US Elections 2016

Trump gets cheers in Washington, jeers in New Mexico

Protesters disrupting a rally by Republican presidential candidate Donald Trump and his supporters in Albuquerque, New Mexico, on Tuesday. The protesters threw stones at police horses and lit fires, according to the police and postings on social medi
Protesters disrupting a rally by Republican presidential candidate Donald Trump and his supporters in Albuquerque, New Mexico, on Tuesday. The protesters threw stones at police horses and lit fires, according to the police and postings on social media. Live video aired by KOAT-TV showed police officers pushing protesters onto pavements.PHOTO: REUTERS
Protesters disrupting a rally by Republican presidential candidate Donald Trump and his supporters in Albuquerque, New Mexico, on Tuesday. The protesters threw stones at police horses and lit fires, according to the police and postings on social medi
DISCORDANT SOUND: She screams and it drives me crazy. - MR DONALD TRUMP, complaining about Mrs Hillary Clinton's voice. Many viewed his comment as sexist.

Victory in state primary marred by clash between protesters and police at rally

LOS ANGELES • Mr Donald Trump took a major step towards clinching the Republican Party's nomination for the 2016 US presidential race with a victory in the Washington state primary.

Early results showed Mr Trump receiving 76 per cent of the vote, according to Washington's secretary of state's office.

Mr Trump is the party's presumptive nominee, and while he is not officially the flagbearer yet, he is on the cusp. He had amassed 1,189 delegates prior to the Washington state vote, according to a CNN tally, just 48 delegates short of the 1,237 needed for the nomination.

Washington has 44 delegates up for grabs. Mr Trump will therefore cross the threshold and clinch the nomination on June 7, when California and four other states vote on the final day of the Republican primary contest.

Mr Trump will be officially installed as the Republican presidential nominee at the party's national nominating convention in Cleveland, Ohio, in July.

And his road to raising US$1 billion (S$1.38 billion) for the general election just got a lot smoother.

A group of 20 Republican donors, a who's who of the party's financing apparatus, pledged on Tuesday to help bring in cash to fund Mr Trump's run for the White House.

The announcement could help quell predictions that Mr Trump would not get enough support from traditional party donors, many of whom have been openly critical of him up to now.

A joint press statement from the Trump campaign and the Republican National Committee listing the donors came as the candidate holds his first two fund-raisers in coordination with the RNC this week.

His race for the White House, though, is far from smooth as his main challenger, Democrat Hillary Clinton, turns up the heat.

Mrs Clinton, seeking to dampen Mr Trump's growing appeal with working-class voters, on Tuesday accused him of having cheered on the 2008 housing market crash.

Her campaign released an ad with audio that the presumptive Republican nominee recorded in 2006 for his now-defunct Trump University venture.

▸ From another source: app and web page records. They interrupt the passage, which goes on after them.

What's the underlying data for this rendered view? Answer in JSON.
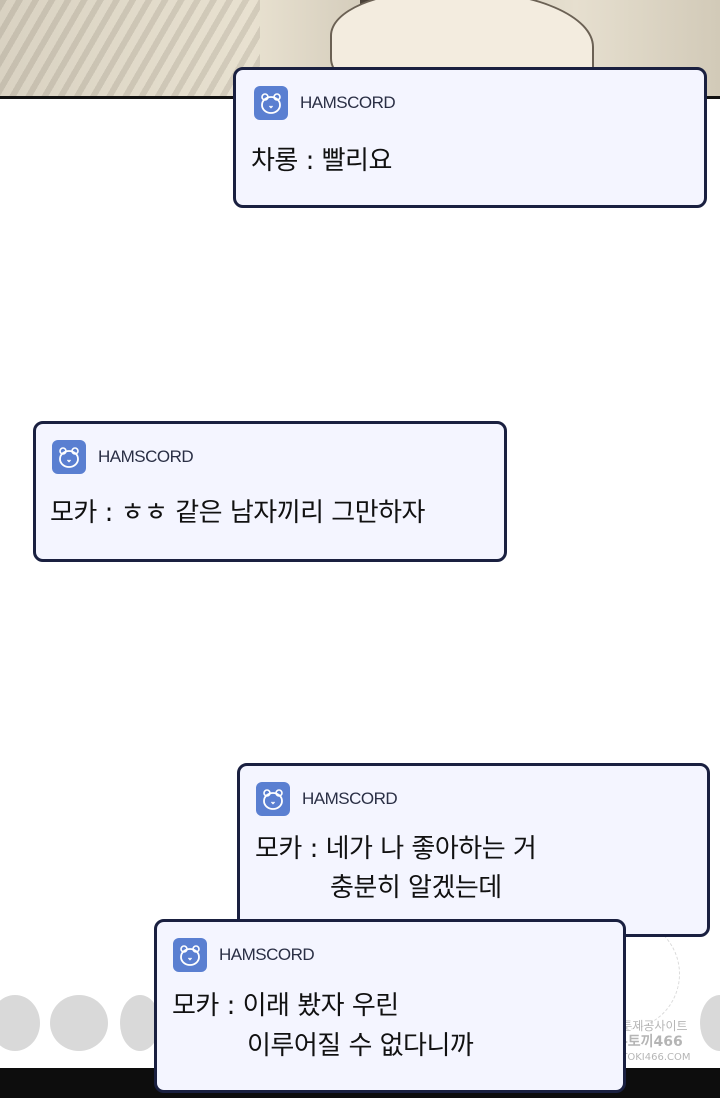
{
  "app": {
    "name": "HAMSCORD",
    "icon": "hamster-icon",
    "accent": "#5a7fd1"
  },
  "messages": [
    {
      "sender": "차롱",
      "separator": ":",
      "lines": [
        "빨리요"
      ]
    },
    {
      "sender": "모카",
      "separator": ":",
      "lines": [
        "ㅎㅎ 같은 남자끼리 그만하자"
      ]
    },
    {
      "sender": "모카",
      "separator": ":",
      "lines": [
        "네가 나 좋아하는 거",
        "충분히 알겠는데"
      ]
    },
    {
      "sender": "모카",
      "separator": ":",
      "lines": [
        "이래 봤자 우린",
        "이루어질 수 없다니까"
      ]
    }
  ],
  "watermark": {
    "line1": "가장 빠른 웹툰제공사이트",
    "line2": "웹툰왕국뉴토끼466",
    "line3": "HTTPS://NEWTOKI466.COM"
  }
}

Mr Trump, a billionaire real estate developer, in remarks on a "bubble burst", said: "I sort of hope that happens because then people like me would go in and buy" property and "make a lot of money".

Mr Trump defended his comments at a rally in Albuquerque, New Mexico, on Tuesday evening saying that buying when the housing market was down showed smart deal-making skills that he would bring to the White House. "I'm a businessman, that's what I'm supposed to do," he said.

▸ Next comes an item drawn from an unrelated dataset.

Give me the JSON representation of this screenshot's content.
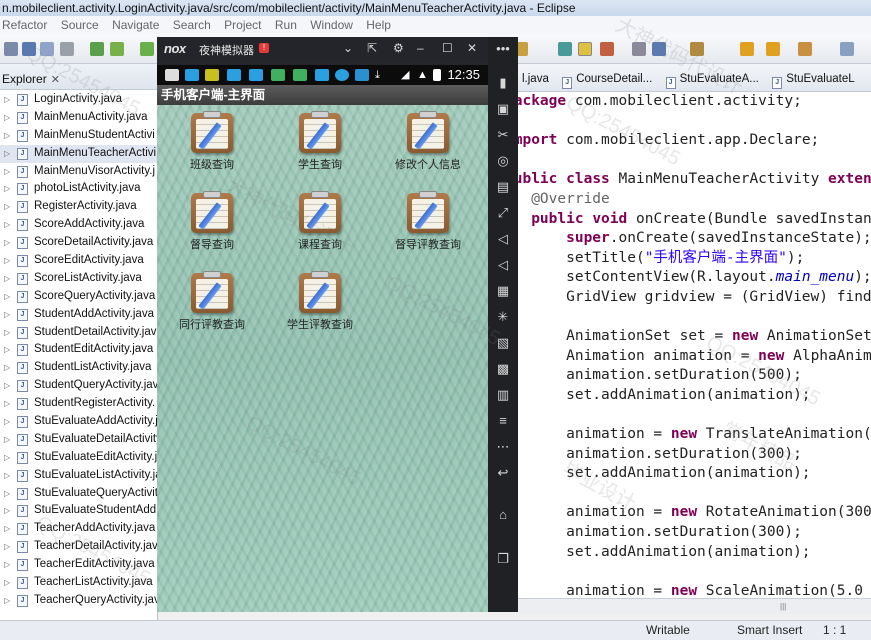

Outside the rally, protesters threw stones at police horses and lit fires, according to the police and postings on social media. Live video aired by KOAT-TV showed officers pushing protesters onto pavements. The police reported that their horses were being attacked.

The police said on Twitter that the only arrests had been inside the rally, but no figures were provided.

The raucous scene outside the convention centre was matched by Mr Trump's fiery tone inside the rally, which protesters disrupted less than three minutes after he started speaking.

He took aim at Mrs Clinton's voice - a complaint that many viewed as sexist. "She screams and it drives me crazy," he said.

Mr Trump did take time to note that he thought he was beginning to appeal to more female voters, a group with whom he has low favourability ratings.

"I want to set records with women, not with men," he said. "The hell with the men! Right? The hell with the men. I want to set records with women! But we are doing good. We are doing good."

AGENCE FRANCE-PRESSE, BLOOMBERG, NEW YORK TIMES

A version of this article appeared in the print edition of The Straits Times on May 26, 2016, with the headline 'Trump gets cheers in Washington, jeers in New Mexico'. Print Edition | Subscribe